Data:
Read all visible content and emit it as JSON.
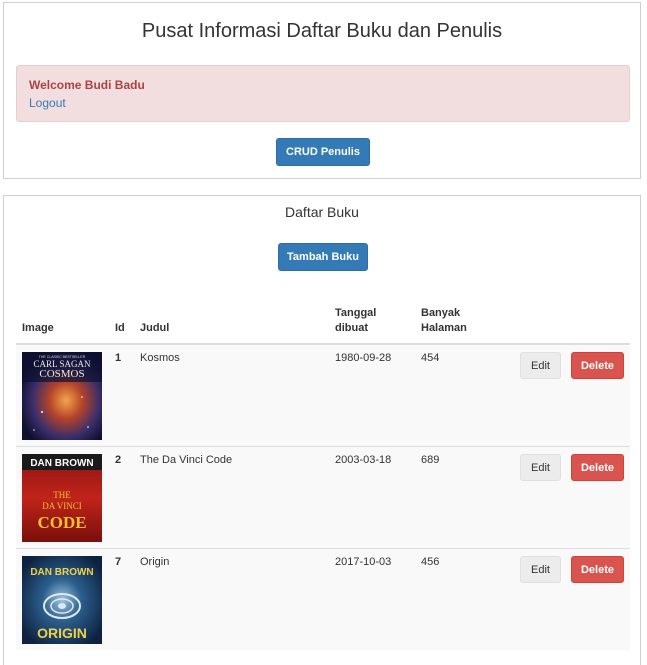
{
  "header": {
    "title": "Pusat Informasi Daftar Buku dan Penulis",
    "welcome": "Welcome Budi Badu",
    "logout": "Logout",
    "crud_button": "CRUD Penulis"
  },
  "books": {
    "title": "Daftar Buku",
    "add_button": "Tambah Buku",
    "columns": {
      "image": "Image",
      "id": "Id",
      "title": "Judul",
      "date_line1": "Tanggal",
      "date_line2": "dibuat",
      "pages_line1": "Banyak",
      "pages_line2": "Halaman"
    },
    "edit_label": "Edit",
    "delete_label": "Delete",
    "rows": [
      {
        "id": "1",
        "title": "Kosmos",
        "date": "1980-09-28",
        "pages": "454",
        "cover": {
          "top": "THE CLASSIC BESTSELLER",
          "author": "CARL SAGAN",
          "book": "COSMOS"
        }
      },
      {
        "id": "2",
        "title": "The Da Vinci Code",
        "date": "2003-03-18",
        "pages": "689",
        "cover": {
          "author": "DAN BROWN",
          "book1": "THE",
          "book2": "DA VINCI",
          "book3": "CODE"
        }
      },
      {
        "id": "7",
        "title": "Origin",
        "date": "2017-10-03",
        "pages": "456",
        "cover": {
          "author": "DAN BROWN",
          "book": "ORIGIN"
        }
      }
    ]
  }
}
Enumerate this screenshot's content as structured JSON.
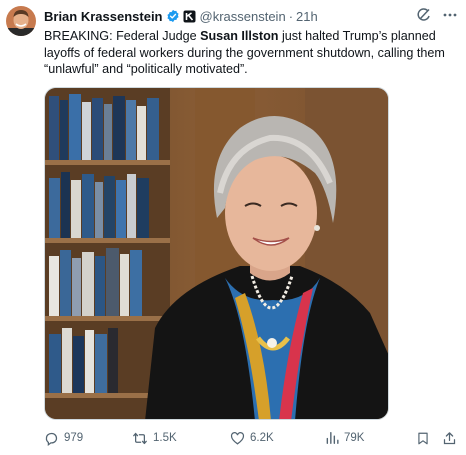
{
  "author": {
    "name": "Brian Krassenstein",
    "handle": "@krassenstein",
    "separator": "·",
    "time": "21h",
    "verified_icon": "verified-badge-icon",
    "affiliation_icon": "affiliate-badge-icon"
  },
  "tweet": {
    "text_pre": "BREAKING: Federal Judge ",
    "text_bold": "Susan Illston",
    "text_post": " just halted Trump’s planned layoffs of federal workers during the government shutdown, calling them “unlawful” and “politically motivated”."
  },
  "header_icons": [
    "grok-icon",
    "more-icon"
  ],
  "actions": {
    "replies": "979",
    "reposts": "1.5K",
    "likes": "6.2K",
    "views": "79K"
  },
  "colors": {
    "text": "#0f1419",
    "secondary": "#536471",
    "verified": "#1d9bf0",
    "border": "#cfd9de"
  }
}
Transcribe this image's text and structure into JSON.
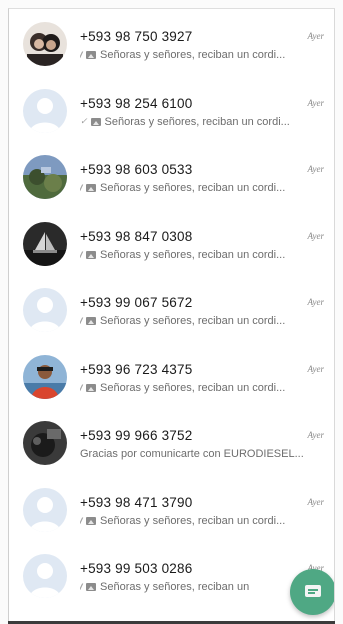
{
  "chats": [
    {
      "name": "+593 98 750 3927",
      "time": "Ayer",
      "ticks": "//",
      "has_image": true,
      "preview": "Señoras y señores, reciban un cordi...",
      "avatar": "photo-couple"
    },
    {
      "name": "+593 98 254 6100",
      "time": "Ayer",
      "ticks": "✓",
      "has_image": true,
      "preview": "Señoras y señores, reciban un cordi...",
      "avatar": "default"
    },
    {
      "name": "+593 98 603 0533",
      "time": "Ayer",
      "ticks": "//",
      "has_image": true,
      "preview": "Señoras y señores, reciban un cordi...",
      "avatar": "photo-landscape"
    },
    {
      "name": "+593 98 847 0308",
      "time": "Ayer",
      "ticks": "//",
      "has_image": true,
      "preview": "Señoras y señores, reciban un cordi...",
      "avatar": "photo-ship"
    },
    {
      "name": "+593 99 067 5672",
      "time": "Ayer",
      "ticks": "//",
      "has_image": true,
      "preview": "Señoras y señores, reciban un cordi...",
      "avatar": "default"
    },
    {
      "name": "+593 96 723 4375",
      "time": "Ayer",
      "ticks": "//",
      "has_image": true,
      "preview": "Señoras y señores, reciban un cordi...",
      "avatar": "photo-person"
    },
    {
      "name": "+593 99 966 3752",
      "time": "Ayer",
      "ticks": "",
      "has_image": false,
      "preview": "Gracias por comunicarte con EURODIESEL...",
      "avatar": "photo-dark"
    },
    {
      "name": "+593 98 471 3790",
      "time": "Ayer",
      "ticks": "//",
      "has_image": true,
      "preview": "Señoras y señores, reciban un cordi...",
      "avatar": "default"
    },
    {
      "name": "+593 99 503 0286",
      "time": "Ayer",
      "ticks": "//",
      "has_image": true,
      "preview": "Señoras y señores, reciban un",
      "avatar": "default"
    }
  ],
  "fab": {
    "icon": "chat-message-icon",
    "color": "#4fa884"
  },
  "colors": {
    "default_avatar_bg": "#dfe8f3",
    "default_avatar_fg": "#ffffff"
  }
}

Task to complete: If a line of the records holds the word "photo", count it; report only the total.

Your solution: 5